Only the lines with the string "this" are needed; return each of them from the entries below.

----------

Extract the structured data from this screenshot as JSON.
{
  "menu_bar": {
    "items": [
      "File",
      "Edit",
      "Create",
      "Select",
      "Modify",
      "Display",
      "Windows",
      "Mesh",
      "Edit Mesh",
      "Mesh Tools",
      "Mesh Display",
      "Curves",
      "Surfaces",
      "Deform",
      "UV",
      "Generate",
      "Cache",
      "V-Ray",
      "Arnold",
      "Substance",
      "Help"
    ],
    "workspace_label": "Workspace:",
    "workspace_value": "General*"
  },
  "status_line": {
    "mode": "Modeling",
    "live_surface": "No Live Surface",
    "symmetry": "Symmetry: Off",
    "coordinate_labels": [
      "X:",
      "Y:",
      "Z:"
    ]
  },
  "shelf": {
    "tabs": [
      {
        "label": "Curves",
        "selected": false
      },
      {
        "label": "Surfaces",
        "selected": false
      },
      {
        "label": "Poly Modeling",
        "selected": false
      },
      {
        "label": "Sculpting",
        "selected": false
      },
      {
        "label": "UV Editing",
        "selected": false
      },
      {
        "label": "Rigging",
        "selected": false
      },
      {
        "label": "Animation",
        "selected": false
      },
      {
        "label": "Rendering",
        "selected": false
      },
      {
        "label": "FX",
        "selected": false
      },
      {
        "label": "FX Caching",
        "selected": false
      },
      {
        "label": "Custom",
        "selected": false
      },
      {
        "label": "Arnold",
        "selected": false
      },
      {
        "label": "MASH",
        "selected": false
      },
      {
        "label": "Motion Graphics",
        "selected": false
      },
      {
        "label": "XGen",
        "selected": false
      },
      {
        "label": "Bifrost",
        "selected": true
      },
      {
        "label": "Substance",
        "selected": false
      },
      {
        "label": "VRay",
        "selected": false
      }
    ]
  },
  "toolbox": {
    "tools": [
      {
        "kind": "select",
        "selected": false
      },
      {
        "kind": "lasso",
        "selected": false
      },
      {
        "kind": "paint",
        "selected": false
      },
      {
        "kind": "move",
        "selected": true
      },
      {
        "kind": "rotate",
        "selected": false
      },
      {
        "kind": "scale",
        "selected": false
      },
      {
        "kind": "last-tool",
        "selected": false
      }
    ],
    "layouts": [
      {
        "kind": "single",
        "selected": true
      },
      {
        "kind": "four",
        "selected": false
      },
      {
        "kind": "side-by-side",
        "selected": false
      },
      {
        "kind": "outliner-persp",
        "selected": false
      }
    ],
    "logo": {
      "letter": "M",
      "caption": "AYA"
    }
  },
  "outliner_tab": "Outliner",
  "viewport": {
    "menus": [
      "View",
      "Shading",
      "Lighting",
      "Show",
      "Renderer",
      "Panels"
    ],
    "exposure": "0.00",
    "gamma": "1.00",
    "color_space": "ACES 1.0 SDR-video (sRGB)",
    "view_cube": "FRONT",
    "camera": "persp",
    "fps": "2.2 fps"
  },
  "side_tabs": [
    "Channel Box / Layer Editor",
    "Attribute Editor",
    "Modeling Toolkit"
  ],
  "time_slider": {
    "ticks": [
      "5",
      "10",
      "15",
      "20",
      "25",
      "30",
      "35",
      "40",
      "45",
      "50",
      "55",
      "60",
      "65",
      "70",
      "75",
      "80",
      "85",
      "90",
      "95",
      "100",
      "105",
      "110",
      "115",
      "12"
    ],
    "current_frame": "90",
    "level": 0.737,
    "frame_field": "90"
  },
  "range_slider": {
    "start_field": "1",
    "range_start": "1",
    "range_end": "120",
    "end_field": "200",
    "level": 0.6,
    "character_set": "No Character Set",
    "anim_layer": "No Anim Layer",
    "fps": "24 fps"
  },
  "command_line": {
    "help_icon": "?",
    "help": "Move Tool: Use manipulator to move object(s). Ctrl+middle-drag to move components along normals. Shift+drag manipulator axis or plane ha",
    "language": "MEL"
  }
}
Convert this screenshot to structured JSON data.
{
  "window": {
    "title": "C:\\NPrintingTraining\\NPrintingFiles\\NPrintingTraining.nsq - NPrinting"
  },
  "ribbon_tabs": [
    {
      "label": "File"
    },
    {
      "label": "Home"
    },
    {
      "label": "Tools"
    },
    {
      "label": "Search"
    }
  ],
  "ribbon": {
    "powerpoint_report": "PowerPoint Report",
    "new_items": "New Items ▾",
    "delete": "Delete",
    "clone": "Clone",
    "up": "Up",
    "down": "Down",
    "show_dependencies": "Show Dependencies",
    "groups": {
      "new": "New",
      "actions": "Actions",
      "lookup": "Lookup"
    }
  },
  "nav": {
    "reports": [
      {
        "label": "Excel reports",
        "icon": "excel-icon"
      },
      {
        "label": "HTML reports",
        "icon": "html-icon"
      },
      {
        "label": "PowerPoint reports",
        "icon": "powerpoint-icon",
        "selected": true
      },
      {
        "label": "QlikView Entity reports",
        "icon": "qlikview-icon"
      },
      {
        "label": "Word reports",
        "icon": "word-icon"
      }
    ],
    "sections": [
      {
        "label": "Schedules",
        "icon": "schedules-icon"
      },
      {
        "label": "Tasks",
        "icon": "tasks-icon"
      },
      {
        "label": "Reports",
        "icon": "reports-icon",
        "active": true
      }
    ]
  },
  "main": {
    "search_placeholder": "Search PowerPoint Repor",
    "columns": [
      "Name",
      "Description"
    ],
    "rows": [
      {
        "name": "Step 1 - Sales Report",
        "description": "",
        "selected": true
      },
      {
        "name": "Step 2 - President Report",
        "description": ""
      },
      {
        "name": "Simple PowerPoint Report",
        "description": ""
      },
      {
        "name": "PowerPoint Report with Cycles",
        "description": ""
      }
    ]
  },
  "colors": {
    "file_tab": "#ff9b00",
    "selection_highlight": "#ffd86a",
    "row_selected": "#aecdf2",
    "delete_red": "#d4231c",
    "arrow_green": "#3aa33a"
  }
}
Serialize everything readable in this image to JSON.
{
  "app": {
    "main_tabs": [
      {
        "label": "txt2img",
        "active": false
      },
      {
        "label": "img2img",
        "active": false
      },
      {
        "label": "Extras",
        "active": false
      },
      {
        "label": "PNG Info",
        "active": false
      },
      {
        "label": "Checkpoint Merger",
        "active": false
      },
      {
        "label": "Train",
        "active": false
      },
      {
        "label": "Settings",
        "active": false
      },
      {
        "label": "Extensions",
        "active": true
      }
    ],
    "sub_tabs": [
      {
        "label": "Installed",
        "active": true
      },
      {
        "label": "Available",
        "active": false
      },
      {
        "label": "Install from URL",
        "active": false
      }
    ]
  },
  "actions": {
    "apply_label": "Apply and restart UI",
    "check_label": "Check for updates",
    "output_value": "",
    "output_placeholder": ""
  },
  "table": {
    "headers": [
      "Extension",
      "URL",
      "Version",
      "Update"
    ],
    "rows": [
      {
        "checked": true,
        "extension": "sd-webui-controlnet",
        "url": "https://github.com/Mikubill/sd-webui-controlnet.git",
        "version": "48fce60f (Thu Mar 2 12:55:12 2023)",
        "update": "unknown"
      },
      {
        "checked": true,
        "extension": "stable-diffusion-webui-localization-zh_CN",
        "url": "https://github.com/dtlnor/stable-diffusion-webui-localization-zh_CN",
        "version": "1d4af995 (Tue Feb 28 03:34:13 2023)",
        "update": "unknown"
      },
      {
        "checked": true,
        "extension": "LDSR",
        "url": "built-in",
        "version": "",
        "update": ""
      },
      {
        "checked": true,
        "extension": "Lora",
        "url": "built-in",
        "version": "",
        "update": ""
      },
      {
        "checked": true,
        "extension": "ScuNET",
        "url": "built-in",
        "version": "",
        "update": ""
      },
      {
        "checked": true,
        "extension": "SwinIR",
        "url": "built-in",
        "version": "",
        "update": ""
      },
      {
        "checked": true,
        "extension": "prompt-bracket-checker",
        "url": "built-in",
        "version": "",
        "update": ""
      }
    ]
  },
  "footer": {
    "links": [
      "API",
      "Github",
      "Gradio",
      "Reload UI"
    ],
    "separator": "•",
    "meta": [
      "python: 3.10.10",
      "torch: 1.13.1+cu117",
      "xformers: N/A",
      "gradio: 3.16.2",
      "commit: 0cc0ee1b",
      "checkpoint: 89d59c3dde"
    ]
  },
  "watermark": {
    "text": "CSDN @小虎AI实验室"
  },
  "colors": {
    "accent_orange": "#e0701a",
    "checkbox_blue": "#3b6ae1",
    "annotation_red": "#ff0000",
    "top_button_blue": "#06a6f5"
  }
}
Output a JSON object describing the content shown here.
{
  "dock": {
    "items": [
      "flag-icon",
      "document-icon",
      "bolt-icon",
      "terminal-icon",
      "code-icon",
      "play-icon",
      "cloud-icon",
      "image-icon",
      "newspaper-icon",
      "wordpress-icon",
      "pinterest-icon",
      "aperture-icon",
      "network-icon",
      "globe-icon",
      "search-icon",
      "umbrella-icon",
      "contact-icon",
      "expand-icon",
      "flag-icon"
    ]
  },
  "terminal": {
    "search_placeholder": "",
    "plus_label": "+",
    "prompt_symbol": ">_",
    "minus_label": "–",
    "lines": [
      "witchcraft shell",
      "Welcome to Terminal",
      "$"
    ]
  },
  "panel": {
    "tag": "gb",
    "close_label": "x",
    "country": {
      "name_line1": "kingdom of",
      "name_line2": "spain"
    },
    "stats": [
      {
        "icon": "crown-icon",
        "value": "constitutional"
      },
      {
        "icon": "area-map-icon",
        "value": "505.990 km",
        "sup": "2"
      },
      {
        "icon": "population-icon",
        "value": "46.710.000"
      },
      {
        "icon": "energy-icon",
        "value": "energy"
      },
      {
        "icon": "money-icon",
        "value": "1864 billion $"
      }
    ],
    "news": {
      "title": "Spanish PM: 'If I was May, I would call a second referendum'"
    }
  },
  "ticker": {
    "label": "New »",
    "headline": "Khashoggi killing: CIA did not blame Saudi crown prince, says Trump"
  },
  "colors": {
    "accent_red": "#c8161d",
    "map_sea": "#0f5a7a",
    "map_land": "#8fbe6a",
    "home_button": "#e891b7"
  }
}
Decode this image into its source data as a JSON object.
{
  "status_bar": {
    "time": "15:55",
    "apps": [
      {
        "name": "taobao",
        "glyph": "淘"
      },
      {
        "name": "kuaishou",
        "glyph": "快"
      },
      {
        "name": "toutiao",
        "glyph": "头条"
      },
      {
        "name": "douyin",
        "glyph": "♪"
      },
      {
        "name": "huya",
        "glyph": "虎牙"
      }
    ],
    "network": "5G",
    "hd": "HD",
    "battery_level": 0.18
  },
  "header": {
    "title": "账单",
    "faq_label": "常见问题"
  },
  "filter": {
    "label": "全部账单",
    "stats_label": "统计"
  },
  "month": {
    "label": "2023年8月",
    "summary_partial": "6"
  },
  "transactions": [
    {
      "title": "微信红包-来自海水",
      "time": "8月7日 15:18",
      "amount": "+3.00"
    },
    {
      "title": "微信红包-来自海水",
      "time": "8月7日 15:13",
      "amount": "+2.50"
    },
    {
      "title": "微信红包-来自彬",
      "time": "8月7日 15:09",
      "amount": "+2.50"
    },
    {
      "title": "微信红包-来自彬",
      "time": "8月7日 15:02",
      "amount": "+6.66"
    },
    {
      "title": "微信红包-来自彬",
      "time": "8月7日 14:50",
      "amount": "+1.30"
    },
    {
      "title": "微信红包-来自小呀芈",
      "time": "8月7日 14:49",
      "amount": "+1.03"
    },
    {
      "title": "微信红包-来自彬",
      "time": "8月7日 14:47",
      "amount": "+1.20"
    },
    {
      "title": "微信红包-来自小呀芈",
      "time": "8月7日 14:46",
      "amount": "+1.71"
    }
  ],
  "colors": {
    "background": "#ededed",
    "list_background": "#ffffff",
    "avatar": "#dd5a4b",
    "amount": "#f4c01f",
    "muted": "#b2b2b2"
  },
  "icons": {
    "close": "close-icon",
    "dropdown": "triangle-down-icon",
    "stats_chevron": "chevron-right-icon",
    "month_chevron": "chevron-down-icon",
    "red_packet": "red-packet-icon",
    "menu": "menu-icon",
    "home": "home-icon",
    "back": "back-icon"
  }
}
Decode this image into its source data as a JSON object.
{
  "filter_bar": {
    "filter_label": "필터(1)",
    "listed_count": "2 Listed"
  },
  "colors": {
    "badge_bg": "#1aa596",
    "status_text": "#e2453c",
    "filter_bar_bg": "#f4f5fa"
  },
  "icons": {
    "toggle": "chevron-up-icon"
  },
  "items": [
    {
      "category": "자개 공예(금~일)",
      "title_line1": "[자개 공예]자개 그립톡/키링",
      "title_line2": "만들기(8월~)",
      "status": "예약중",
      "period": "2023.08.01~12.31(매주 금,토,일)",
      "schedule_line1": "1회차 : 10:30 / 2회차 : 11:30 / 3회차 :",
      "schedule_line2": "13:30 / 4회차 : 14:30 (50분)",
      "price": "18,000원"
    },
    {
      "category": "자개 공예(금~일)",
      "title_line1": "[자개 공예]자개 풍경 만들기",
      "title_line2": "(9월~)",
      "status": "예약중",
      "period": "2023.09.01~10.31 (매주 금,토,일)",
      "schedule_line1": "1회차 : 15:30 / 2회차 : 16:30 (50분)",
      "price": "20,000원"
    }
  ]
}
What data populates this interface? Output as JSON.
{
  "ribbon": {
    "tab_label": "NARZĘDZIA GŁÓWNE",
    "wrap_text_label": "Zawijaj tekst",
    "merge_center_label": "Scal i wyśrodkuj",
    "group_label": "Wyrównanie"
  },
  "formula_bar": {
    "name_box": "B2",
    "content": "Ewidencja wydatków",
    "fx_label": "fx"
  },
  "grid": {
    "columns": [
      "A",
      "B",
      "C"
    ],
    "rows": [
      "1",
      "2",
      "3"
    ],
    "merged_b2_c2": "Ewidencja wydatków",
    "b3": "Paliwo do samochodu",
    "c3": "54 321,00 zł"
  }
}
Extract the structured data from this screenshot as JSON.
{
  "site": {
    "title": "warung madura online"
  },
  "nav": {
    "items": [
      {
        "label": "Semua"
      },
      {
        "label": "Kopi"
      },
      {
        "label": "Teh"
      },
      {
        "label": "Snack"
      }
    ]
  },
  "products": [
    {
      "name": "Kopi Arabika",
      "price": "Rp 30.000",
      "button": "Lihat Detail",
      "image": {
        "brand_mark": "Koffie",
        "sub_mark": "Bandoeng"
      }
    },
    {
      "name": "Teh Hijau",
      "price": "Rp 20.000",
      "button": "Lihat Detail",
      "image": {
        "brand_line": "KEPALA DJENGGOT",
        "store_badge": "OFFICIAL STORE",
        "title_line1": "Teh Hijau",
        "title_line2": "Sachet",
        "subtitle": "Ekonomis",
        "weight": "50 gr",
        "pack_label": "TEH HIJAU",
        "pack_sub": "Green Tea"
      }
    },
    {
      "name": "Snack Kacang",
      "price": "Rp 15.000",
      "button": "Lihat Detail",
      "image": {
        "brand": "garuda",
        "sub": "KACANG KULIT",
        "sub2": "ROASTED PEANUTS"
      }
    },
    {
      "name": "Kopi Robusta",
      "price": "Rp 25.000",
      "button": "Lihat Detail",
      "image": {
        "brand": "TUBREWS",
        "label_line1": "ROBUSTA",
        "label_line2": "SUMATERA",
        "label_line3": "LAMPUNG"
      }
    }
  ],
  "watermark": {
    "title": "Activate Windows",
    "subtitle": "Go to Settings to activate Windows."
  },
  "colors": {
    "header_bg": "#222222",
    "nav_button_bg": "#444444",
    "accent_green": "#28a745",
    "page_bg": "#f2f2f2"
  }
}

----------

(ANSWER TO THE EXERCISE)
Extract the structured data from this screenshot as JSON.
Convert this screenshot to structured JSON data.
Serialize everything readable in this image to JSON.
Decode this image into its source data as a JSON object.
Decode this image into its source data as a JSON object.
What data populates this interface? Output as JSON.
Extract the structured data from this screenshot as JSON.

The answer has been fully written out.